Gmail is the world’s biggest email service and has been largely inaccessible from within China since the run-up in June to the 25th anniversary of the Tiananmen Square crackdown on pro-democracy demonstrators.
But users could still access the service by using third-party mail applications, rather than the webpage. Gmail users could access emails downloaded via protocols like IMAP, SMTP and POP3, allowing users to communicate using Gmail on apps like Apple iPhone’s Mail and Microsoft Outlook :: Read the full article »»»»

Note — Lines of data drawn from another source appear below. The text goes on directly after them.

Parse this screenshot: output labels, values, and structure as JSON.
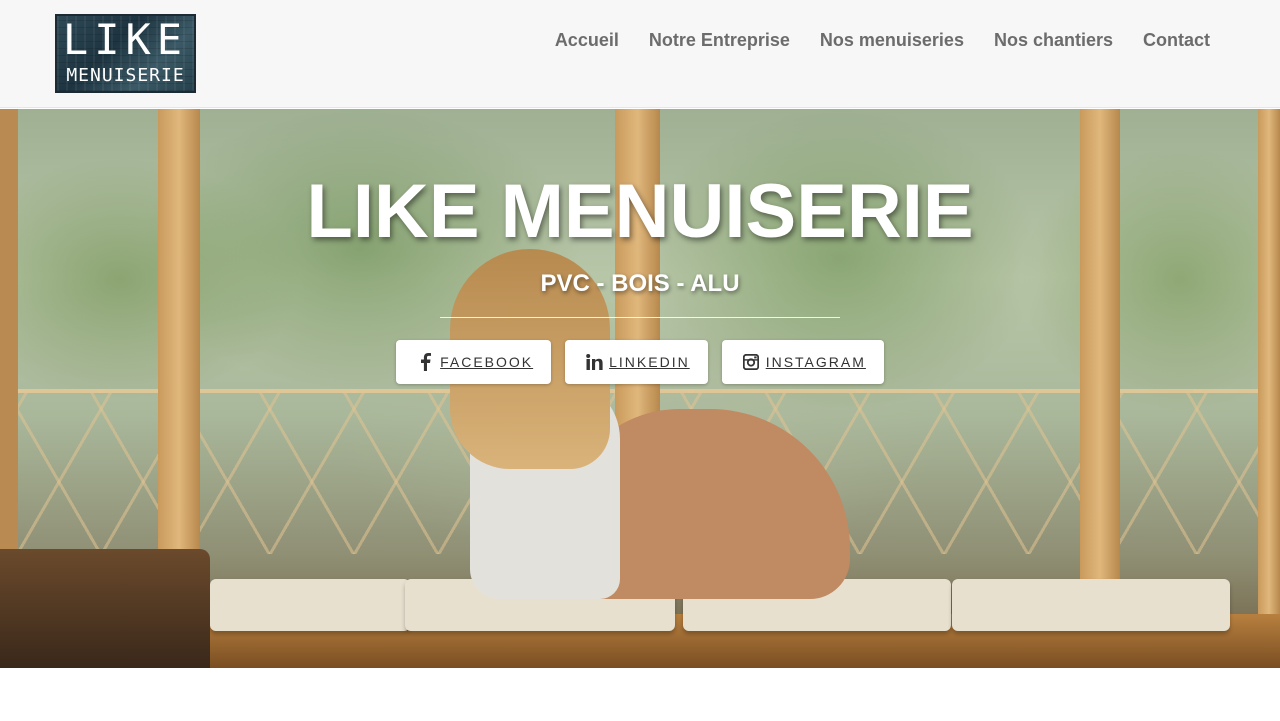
{
  "header": {
    "logo": {
      "line1": "LIKE",
      "line2": "MENUISERIE"
    },
    "nav": [
      {
        "label": "Accueil"
      },
      {
        "label": "Notre Entreprise"
      },
      {
        "label": "Nos menuiseries"
      },
      {
        "label": "Nos chantiers"
      },
      {
        "label": "Contact"
      }
    ]
  },
  "hero": {
    "title": "LIKE MENUISERIE",
    "subtitle": "PVC - BOIS - ALU",
    "social_buttons": [
      {
        "label": "FACEBOOK",
        "icon": "facebook-icon"
      },
      {
        "label": "LINKEDIN",
        "icon": "linkedin-icon"
      },
      {
        "label": "INSTAGRAM",
        "icon": "instagram-icon"
      }
    ]
  },
  "colors": {
    "header_bg": "#f7f7f7",
    "nav_text": "#6c6c6c",
    "hero_text": "#ffffff",
    "button_bg": "#ffffff",
    "button_text": "#333333"
  }
}
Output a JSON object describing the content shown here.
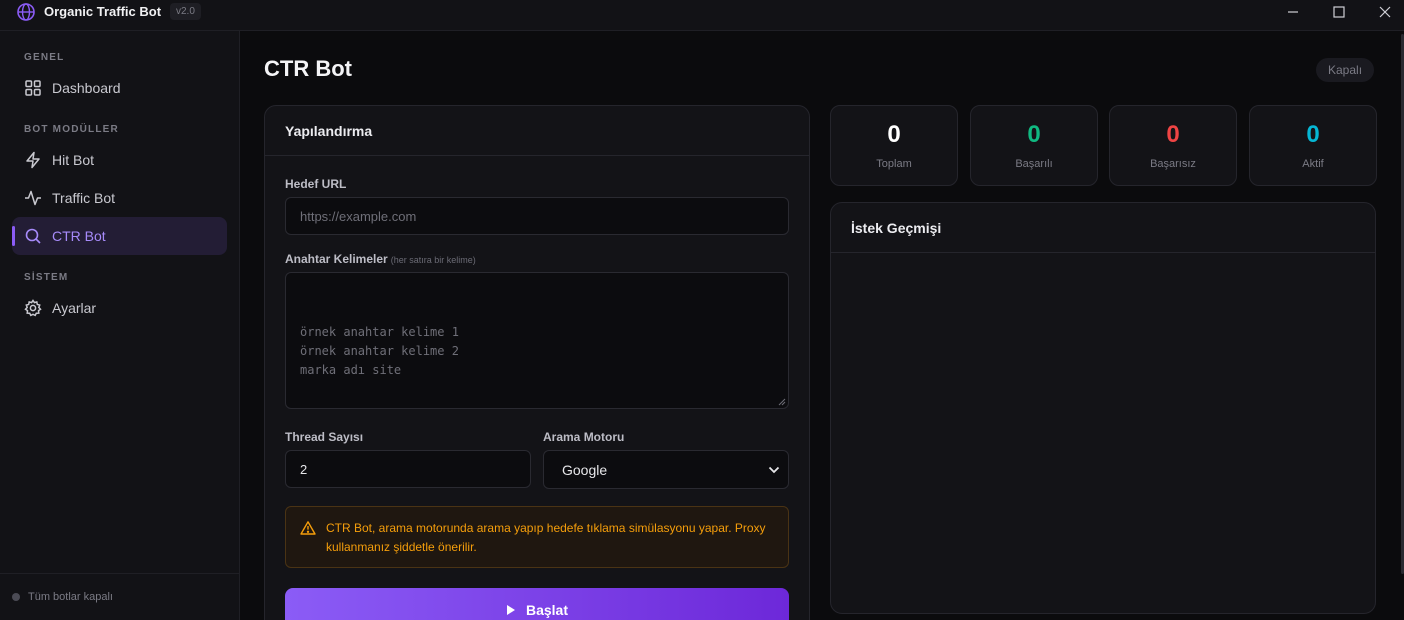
{
  "app": {
    "title": "Organic Traffic Bot",
    "version": "v2.0"
  },
  "sidebar": {
    "sections": [
      {
        "label": "GENEL",
        "items": [
          {
            "label": "Dashboard",
            "icon": "grid-icon"
          }
        ]
      },
      {
        "label": "BOT MODÜLLER",
        "items": [
          {
            "label": "Hit Bot",
            "icon": "lightning-icon"
          },
          {
            "label": "Traffic Bot",
            "icon": "activity-icon"
          },
          {
            "label": "CTR Bot",
            "icon": "search-icon",
            "active": true
          }
        ]
      },
      {
        "label": "SİSTEM",
        "items": [
          {
            "label": "Ayarlar",
            "icon": "gear-icon"
          }
        ]
      }
    ],
    "footer_status": "Tüm botlar kapalı"
  },
  "page": {
    "title": "CTR Bot",
    "status_badge": "Kapalı"
  },
  "config": {
    "header": "Yapılandırma",
    "target_url": {
      "label": "Hedef URL",
      "placeholder": "https://example.com"
    },
    "keywords": {
      "label": "Anahtar Kelimeler",
      "hint": "(her satıra bir kelime)",
      "placeholder": "örnek anahtar kelime 1\nörnek anahtar kelime 2\nmarka adı site"
    },
    "thread_count": {
      "label": "Thread Sayısı",
      "value": "2"
    },
    "search_engine": {
      "label": "Arama Motoru",
      "value": "Google"
    },
    "warning": "CTR Bot, arama motorunda arama yapıp hedefe tıklama simülasyonu yapar. Proxy kullanmanız şiddetle önerilir.",
    "start_label": "Başlat"
  },
  "stats": [
    {
      "value": "0",
      "label": "Toplam",
      "color": "#ffffff"
    },
    {
      "value": "0",
      "label": "Başarılı",
      "color": "#10b981"
    },
    {
      "value": "0",
      "label": "Başarısız",
      "color": "#ef4444"
    },
    {
      "value": "0",
      "label": "Aktif",
      "color": "#06b6d4"
    }
  ],
  "history": {
    "header": "İstek Geçmişi"
  },
  "colors": {
    "accent": "#8b5cf6",
    "warning": "#f59e0b"
  }
}
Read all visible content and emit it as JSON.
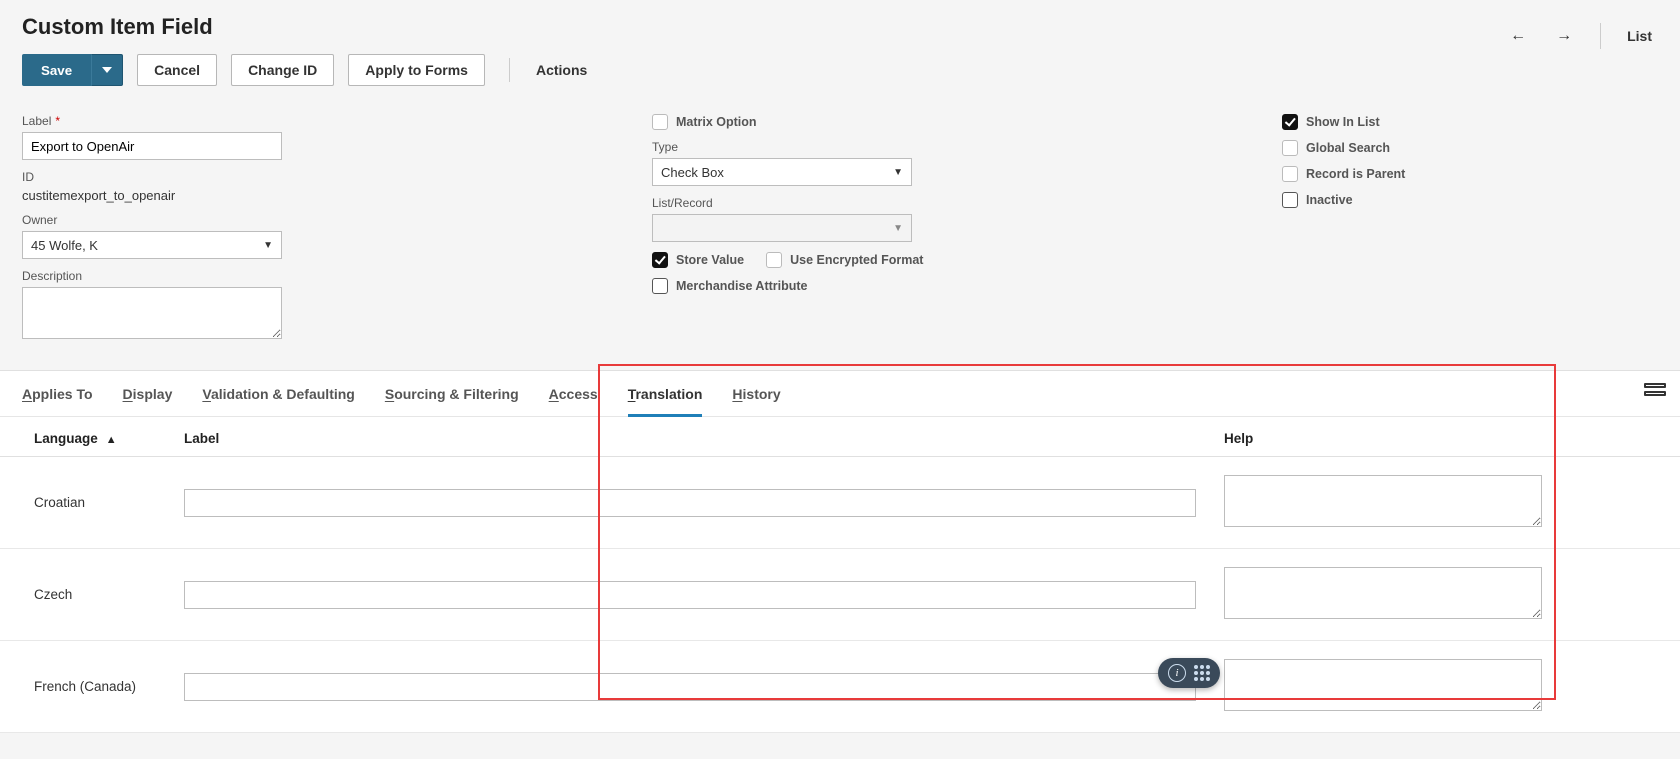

Posted: August 12th, 2014 | Author: Michael Courtenay | Filed under: Applied Science, Cankler Science News, Health, Medicated | Tags: Autism, autism spectrum disorder, Autistic Children | Comments Off
Autism experts are calling for changes in diagnostic testing, saying the current approach is failing to identify the true number of females with the disorder.
They say a massive imbalance in the number of autism diagnoses between the sexes could be attributed to more subtle symptoms in females that are either dismissed by clinicians, or undetected by current testing, which focuses on signs associated with male behaviour.
The challenge in diagnosing girls with autism is a focus of Dr Ernsperger, who is speaking at a conference in Melbourne.
She believes the diagnostic questionnaires doctors use for autism focus mainly on the male characteristics of the disorder and are yet to be adapted for girls :: Read the full article »»»»